Athletes showed no rust as they returned to the curling rink after a two-year COVID-caused hiatus
S.Special O-curling
Athletes showed no rust as they returned to the curling rink after a two-year hiatus.

With the coming of the cold, Special O is coming in hot!

A reminder to all participants: Everyone 12 and up must be fully vaccinated (two doses) with a maximum group size of 50. Everyone must wear a mask when off the field of play.

Basketball started on Thursday, Nov. 4 in Gibsons Elementary Gym with head coach Samantha Giampa.

Samantha contributed this terrific summary:

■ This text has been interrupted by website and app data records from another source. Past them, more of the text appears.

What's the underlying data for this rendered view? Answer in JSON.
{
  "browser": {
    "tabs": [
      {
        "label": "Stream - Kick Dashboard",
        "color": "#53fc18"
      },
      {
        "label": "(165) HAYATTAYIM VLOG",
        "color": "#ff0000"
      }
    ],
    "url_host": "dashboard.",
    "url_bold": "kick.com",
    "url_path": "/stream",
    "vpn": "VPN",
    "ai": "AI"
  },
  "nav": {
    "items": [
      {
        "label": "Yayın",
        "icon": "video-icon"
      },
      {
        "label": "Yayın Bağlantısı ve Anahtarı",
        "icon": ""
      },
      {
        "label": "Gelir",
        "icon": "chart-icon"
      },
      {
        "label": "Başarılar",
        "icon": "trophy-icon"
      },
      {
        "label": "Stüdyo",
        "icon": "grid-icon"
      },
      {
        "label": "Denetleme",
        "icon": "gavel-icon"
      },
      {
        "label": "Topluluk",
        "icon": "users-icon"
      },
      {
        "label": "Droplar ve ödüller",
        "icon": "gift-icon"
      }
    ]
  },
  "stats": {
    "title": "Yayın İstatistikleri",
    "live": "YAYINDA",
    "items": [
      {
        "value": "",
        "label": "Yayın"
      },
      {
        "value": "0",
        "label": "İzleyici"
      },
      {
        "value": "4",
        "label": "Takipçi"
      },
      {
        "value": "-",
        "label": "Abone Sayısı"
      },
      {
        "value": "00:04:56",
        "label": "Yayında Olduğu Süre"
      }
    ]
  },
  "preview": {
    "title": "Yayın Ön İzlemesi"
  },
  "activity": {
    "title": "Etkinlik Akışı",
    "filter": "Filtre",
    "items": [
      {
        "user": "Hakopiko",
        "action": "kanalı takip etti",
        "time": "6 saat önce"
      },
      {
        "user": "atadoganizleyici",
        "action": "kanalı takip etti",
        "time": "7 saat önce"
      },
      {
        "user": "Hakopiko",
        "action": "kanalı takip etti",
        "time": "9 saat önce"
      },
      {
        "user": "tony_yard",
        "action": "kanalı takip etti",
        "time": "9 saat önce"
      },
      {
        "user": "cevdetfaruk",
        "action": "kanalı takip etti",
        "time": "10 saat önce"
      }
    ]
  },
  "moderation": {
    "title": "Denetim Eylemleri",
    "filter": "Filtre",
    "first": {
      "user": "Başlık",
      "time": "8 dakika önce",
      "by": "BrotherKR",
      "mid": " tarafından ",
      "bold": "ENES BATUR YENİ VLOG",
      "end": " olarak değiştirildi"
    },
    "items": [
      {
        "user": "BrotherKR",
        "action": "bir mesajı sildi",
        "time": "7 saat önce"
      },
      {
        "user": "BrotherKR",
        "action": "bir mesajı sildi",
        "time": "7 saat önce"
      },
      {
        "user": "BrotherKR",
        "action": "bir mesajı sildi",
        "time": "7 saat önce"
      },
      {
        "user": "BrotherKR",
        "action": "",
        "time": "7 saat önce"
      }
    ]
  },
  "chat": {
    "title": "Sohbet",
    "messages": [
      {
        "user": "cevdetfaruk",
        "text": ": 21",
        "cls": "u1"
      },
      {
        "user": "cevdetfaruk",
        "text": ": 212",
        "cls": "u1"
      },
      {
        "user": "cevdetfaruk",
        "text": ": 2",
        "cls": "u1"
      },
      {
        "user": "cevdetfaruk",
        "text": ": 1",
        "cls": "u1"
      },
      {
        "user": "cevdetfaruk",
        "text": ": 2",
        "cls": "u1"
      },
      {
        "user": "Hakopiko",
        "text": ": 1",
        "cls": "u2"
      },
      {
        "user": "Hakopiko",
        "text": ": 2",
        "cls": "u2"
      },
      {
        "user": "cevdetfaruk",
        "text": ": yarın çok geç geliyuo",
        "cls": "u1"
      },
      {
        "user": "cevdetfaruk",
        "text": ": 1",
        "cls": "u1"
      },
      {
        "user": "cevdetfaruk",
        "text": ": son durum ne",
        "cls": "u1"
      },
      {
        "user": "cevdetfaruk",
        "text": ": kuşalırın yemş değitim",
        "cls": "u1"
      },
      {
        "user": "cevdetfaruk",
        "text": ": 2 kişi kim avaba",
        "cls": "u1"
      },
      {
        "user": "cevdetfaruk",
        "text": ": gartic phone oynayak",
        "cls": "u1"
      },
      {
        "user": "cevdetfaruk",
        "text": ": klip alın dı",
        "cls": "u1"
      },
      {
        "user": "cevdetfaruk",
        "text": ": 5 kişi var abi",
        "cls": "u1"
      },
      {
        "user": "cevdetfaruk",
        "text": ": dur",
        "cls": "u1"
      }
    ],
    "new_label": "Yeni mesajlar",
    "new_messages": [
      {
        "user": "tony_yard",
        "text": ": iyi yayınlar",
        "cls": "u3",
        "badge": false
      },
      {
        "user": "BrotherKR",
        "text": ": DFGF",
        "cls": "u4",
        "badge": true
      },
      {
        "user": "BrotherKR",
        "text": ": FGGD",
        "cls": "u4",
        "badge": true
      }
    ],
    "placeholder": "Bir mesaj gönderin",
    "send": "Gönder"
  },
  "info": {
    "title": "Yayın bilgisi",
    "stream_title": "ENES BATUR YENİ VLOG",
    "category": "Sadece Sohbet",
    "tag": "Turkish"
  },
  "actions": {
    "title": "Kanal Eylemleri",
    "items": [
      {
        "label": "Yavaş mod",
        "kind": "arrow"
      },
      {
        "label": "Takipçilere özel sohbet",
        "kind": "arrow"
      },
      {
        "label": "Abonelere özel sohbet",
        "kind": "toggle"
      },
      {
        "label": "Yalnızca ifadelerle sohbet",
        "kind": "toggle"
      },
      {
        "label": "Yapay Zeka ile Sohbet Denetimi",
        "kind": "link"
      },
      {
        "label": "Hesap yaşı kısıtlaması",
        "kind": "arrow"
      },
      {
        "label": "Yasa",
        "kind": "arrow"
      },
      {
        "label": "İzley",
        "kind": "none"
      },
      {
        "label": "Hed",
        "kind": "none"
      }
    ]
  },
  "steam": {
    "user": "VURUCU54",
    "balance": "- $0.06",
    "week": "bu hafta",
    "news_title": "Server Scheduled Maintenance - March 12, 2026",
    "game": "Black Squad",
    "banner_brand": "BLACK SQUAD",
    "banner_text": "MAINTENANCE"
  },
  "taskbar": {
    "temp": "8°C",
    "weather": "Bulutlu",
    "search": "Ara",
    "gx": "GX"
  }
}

“It was so wonderful to be back at Gibsons basketball on Thursday. We did our vaccination passport sign-in and then went right into a warm up and ball handling. (Of course, there was some friendly catch-up and chit-chat as we hadn’t seen each other all together in person for such a long time!)  We also managed some passing, shooting, and a quick drill to close. The coaches felt like the athletes were in great shape and did not look rusty at all. We think we are in for a fun season!”

Curling, another favourite sport for many, has started again thanks to the generosity of our community organizations. A $1,000 grant from the Sunshine Coast Community Foundation and a matching grant from Telus, provided the funding to purchase necessary equipment: sticks, grippers, brooms and sliders.

Coach Randy Younghusband (who doubles as Local Coordinator for SOSC) helped head coach Dave Sandness guide 13 athletes on Saturday, Nov. 6. From all accounts, the athletes were excited to be back at it! A huge thanks as well to Judy Macdonald, John Stewart and the Gibsons Curling club volunteers Diane Penonzek and Chris Reynolds.

Randy had this to say: “A lot of familiar faces getting together to complete the paperwork needed for Curling Canada’s return to sport protocols. While that delayed the return to ice, when the athletes did get out on the sheets, they were sporting some new, individual, equipment as part of the protocols.

When the games started, the athletes showed no rust after a two-year hiatus! The weight of deliveries was great; there were a lot of rocks in play, a bit of focus on the handle/turns of the rocks, and a few take-outs! It was the typical vibe that makes curling such a good sport: supportive, enjoyable, a few celebrations and positive etiquette.”

Don’t forget. Programs like these and others depend not only on financial generosity but also that of time! Volunteers are desperately needed to ensure SOSC’s continuance of sports. Training is free. Anyone interested can contact Allyson Pearson at for more information.

I told you we were ready. Now it’s go time!